Many discussions and concerns were also caused by the Article 26 of the Draft Law allowing the authorities of national Data State Inspectorate, without any warning and upon receipt of the decision of the court judge, to enter, in the presence of police, the non-residential premises, apartments, buildings or other objects of immovable property which are in ownership, possession or in use of a data controller or processor, and to perform coercive screening or inspection, to receive any and all documents (including the information on electronic devices) and even the rights to seal such premises for 72 hours to ensure the preservation of evidence.
Currently the Criminal Law already stipulates criminal liability for the illegal activities involving personal data of natural persons, if such activities have caused substantial harm, they have been performed by a personal data processing administrator or operator for the purpose of vengeance, acquisition of property or blackmail, or for influencing a personal data processing administrator or operator, or the data subject, using violence or threats, or using trust in bad faith, or using deceit in order to perform illegal activities involving personal data of a natural person. Thus, the search measures of Draft Law, as described above, could be performed under certain circumstances as a part of criminal proceedings by the corresponding authorities conducting the criminal proceedings, and the actions described in the Draft Law would therefore be recognized as unnecessary and disproportionate to the aims of GDPR.
The Article 30 of the National Personal Data Protection Law, which implemented the Directive 95/46/EC in year 2000, stipulates that the authorities of national Data State Inspectorate have the rights to freely enter any non-residential premises where processing of personal data is located, and in the presence of a representative of the administrator (i.e. the representative of the data controller), to carry out necessary inspections or other measures in order to determine the compliance of the procedure of processing of personal data with the law. Such limited rights of the Data State Inspectorate seemed much more appropriate and proportionate to the controller’s interests.

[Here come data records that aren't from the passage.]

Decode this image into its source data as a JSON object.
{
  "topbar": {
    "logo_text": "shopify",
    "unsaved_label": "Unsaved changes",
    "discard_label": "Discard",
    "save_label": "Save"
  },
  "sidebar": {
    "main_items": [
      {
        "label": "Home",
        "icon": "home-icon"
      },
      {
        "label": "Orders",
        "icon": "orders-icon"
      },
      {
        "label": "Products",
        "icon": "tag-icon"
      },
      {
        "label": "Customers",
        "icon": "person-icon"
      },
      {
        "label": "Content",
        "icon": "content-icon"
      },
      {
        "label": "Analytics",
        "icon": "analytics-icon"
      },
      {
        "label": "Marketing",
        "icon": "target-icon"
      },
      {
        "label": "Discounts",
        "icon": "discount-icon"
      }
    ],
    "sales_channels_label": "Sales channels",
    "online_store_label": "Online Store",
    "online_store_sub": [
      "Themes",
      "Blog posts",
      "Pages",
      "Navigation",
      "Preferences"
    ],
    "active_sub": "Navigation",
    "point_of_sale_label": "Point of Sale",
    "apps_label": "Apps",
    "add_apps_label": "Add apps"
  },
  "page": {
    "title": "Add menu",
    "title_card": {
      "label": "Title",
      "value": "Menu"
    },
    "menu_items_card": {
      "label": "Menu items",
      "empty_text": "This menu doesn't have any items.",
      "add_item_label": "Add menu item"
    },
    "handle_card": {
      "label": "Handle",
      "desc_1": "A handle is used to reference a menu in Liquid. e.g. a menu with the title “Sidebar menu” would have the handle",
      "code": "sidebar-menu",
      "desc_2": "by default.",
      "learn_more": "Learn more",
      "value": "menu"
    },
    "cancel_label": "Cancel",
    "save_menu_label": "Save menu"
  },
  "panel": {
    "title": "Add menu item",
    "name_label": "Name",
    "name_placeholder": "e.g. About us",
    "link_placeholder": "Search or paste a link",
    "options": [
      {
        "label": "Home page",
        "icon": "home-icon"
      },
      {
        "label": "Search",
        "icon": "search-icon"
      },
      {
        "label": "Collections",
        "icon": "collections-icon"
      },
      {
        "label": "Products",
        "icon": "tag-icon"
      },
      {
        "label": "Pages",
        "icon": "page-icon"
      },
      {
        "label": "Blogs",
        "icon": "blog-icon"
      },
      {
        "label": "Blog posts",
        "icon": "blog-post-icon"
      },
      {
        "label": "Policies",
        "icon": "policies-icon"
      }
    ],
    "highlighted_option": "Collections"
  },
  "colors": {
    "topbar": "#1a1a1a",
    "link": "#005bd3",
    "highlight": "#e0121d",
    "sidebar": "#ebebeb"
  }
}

However, the limits of the applicable legislation are decisive: the GDPR increases the essential requirements for control so high, that the legislator wants to have as many options to protect the legal interests described in GDPR, as he can. However, taking into account the discussions and concerns mentioned above, the Ministry of Justice has promised to review this Article of Draft Law one more time.
Article provided by: Jana Panko (Lawyer, Njord Law Latvia)